This paper examines the IPO pricing processes of two different markets, each of which employs bookbuilding methods for marketing the IPO shares. For each market we investigate two questions: Does bookbuilding serve mainly as a method for distributing shares, or also as a means for gathering information? And, to what extent do underwriters respond in IPO pricing to any information that they obtain through bookbuilding? We find that a direct comparison of these two markets sheds light on the bookbuilding process in each. For Nasdaq IPOs we find evidence consistent with informational rents being earned by investors for providing information during bookbuilding. On the Neuer Markt there is no such evidence. Instead, we find evidence consistent with rents being paid for information that helps underwriters to set indicative price ranges prior to bookbuilding. The two markets differ further in how underwriters respond to information in pricing IPOs. For the Neuer Markt, this response is severly constrained since underwriters do not set prices above the price ranges. We estimate the total cost of this "restriction" to be approximately one billion Euros for our sample of IPOs. While there are no such apparent restrictions for Nasdaq, we show that also on this market IPO prices are "sticky" in that underwriters respond less to information received later in the pricing process.

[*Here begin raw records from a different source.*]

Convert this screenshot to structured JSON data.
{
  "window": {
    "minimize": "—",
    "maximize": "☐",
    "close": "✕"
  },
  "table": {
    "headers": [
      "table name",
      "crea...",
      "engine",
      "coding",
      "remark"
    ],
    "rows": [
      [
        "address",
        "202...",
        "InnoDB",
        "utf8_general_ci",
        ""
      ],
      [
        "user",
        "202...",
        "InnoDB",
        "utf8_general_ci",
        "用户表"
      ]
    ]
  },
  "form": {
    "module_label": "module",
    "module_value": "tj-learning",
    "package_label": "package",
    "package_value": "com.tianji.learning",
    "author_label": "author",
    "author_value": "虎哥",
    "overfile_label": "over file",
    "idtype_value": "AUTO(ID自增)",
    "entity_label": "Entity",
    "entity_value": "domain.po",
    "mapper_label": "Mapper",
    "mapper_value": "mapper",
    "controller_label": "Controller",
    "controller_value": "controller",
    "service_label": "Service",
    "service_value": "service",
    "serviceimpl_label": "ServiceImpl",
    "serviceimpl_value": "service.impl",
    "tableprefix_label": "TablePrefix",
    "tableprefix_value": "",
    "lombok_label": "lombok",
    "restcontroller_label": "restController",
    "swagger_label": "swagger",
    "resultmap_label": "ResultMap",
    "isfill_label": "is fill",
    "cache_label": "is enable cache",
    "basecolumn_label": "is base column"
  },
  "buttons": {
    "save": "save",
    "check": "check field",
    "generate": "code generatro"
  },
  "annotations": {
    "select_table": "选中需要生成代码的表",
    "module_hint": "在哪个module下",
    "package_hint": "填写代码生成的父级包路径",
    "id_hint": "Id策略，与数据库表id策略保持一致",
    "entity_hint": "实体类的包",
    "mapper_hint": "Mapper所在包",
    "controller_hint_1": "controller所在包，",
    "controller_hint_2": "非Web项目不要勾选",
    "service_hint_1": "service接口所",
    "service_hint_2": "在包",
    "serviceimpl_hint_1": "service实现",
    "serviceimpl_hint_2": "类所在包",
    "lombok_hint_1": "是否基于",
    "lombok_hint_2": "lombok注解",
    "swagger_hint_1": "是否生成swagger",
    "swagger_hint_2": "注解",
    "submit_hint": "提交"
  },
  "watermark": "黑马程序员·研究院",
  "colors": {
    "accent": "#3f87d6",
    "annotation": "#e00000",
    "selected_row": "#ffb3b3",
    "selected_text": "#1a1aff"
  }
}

|Name||Working Papers SFB "Adaptive Information Systems and Modelling in Economics and Management Science"|
- Working Papers SFB \Adaptive Information Systems and Modelling in Economics and Management Science\